### TASK INSTRUCTIONS
A line belongs in the answer if it contains "this"; copy every such line from the entries below.

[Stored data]

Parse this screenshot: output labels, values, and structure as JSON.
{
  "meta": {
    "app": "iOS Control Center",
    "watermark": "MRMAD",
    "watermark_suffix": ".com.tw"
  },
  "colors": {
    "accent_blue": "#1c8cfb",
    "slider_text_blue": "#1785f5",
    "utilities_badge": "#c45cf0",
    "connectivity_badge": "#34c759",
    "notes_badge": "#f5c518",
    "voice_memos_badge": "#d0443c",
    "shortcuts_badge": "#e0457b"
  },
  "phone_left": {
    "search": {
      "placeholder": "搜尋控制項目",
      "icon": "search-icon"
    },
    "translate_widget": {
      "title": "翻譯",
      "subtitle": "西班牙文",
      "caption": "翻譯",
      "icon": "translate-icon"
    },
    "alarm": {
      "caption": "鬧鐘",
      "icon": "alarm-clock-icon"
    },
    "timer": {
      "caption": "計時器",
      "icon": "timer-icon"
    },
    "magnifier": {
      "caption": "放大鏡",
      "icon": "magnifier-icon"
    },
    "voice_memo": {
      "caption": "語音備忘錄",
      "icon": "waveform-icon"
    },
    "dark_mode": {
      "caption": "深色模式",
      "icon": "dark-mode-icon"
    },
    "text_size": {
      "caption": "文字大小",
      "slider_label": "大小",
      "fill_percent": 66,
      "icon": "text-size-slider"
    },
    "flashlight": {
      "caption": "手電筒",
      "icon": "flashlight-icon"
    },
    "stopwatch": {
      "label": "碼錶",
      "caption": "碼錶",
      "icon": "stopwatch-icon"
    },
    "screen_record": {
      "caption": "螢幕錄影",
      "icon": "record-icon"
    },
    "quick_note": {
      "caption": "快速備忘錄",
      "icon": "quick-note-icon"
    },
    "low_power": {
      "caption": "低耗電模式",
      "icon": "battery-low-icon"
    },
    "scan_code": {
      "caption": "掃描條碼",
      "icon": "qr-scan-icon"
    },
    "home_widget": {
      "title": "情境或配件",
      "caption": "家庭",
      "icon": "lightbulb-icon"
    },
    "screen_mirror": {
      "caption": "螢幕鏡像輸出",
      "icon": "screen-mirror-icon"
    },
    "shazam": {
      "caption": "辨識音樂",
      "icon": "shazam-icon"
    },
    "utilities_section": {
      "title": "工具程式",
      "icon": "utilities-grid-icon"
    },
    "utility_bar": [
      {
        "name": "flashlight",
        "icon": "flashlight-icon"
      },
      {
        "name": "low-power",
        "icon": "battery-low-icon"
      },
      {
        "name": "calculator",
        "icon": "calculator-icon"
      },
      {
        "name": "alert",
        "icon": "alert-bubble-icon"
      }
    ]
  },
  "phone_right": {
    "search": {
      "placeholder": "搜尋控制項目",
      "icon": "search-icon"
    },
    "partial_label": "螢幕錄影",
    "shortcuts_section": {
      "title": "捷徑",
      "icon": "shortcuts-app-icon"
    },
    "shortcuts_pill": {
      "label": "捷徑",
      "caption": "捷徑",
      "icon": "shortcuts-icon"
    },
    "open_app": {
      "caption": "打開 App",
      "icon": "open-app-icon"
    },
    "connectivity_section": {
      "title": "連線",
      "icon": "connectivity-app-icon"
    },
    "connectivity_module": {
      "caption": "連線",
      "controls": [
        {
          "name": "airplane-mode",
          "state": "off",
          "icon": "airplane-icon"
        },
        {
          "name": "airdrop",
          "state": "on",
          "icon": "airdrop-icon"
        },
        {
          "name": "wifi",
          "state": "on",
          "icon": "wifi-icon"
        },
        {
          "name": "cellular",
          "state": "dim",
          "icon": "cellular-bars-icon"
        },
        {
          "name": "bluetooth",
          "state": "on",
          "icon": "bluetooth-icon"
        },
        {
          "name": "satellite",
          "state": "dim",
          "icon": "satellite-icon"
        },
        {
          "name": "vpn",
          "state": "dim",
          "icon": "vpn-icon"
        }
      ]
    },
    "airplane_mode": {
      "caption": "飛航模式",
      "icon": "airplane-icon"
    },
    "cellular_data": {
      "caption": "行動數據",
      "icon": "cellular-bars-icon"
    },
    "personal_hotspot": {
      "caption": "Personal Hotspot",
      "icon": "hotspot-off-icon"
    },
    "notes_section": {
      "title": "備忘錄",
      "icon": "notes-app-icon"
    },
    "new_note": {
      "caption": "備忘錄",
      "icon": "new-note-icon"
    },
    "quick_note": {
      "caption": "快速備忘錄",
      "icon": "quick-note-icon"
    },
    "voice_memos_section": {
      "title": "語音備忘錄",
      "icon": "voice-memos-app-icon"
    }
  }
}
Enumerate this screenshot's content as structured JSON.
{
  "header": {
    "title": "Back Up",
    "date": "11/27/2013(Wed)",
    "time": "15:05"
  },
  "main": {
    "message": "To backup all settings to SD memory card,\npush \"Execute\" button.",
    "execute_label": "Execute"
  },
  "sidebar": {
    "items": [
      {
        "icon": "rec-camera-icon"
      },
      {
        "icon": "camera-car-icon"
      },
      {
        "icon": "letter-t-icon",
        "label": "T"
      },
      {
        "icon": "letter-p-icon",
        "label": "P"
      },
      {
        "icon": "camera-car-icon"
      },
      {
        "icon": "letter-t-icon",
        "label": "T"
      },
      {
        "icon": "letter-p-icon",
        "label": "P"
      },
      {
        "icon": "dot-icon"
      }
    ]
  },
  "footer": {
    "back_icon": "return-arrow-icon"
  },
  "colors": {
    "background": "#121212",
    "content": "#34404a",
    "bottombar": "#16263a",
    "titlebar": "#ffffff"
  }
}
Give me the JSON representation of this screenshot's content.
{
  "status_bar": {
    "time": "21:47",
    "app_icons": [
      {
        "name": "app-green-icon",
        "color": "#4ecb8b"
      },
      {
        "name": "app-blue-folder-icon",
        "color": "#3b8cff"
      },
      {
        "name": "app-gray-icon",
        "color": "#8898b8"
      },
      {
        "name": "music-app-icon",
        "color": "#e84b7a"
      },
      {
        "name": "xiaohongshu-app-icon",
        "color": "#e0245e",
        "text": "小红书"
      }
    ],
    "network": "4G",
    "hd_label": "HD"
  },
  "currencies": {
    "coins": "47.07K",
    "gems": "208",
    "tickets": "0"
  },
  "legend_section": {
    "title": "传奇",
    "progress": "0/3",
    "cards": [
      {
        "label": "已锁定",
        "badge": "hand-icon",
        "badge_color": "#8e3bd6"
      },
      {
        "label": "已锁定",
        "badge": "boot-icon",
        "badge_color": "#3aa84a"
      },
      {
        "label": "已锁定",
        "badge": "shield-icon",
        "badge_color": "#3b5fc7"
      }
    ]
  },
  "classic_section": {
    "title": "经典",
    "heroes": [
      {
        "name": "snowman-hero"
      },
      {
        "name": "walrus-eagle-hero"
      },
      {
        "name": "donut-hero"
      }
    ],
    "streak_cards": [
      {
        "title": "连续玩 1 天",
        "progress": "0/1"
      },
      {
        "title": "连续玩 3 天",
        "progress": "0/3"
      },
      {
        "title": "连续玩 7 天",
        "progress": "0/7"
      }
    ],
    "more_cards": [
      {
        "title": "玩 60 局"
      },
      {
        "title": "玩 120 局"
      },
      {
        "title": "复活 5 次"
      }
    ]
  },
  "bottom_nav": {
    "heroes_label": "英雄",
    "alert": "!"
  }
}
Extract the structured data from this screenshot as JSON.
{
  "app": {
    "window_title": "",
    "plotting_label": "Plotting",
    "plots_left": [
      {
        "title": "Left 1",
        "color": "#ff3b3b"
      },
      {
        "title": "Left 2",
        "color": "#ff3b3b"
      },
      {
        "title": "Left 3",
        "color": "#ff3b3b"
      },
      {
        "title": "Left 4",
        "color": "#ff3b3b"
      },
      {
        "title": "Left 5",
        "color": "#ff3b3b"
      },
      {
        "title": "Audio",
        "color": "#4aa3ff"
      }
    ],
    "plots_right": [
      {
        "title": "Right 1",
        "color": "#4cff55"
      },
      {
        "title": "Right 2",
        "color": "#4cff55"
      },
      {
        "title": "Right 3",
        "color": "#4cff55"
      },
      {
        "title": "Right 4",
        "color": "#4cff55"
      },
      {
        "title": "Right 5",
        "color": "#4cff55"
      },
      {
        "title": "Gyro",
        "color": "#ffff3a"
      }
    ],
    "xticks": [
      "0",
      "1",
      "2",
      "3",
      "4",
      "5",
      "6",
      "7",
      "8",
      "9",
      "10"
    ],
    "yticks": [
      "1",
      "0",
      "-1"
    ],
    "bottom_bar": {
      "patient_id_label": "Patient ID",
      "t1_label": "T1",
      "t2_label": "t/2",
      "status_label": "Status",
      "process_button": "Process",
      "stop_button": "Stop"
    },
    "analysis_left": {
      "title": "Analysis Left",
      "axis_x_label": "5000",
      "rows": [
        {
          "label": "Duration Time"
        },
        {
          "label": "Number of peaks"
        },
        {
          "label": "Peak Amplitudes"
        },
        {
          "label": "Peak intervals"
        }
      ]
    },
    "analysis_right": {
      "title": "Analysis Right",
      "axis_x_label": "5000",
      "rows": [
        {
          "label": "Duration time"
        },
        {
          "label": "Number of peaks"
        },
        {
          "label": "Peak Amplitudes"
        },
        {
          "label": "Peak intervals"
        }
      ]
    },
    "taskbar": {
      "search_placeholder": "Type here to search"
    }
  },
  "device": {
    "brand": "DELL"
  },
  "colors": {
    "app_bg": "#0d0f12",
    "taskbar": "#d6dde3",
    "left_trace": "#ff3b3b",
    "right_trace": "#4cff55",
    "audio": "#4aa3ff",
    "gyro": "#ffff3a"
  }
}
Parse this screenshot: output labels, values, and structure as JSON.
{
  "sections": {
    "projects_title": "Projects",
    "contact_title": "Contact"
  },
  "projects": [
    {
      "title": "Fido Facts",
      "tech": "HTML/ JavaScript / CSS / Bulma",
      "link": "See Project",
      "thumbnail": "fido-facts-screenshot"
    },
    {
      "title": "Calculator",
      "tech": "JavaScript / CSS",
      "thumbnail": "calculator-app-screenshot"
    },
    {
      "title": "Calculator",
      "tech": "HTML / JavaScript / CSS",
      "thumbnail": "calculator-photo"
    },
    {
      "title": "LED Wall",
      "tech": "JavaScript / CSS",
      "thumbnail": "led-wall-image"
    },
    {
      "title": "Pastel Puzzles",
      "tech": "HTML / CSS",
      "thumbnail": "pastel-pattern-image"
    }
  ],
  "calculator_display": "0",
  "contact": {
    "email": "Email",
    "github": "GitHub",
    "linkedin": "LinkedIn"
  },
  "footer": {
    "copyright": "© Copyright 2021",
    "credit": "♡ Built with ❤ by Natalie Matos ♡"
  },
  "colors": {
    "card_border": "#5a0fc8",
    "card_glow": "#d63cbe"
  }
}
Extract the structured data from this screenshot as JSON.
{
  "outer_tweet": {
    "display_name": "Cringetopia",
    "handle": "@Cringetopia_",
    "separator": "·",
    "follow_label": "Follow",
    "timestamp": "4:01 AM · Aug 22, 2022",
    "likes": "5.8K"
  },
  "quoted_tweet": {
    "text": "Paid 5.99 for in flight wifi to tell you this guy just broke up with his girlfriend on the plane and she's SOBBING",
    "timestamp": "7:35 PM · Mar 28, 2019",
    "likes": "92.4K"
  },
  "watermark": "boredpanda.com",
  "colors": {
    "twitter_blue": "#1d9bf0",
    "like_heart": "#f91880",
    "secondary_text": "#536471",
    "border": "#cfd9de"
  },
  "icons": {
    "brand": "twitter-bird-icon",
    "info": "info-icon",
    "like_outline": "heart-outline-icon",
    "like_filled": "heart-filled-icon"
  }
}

### EXERCISE RESPONSE
Parse this screenshot: output labels, values, and structure as JSON.
Enumerate this screenshot's content as structured JSON.
Give me the JSON representation of this screenshot's content.
Extract the structured data from this screenshot as JSON.
Parse this screenshot: output labels, values, and structure as JSON.
Extract the structured data from this screenshot as JSON.
    "text": "Paid 5.99 for in flight wifi to tell you this guy just broke up with his girlfriend on the plane and she's SOBBING",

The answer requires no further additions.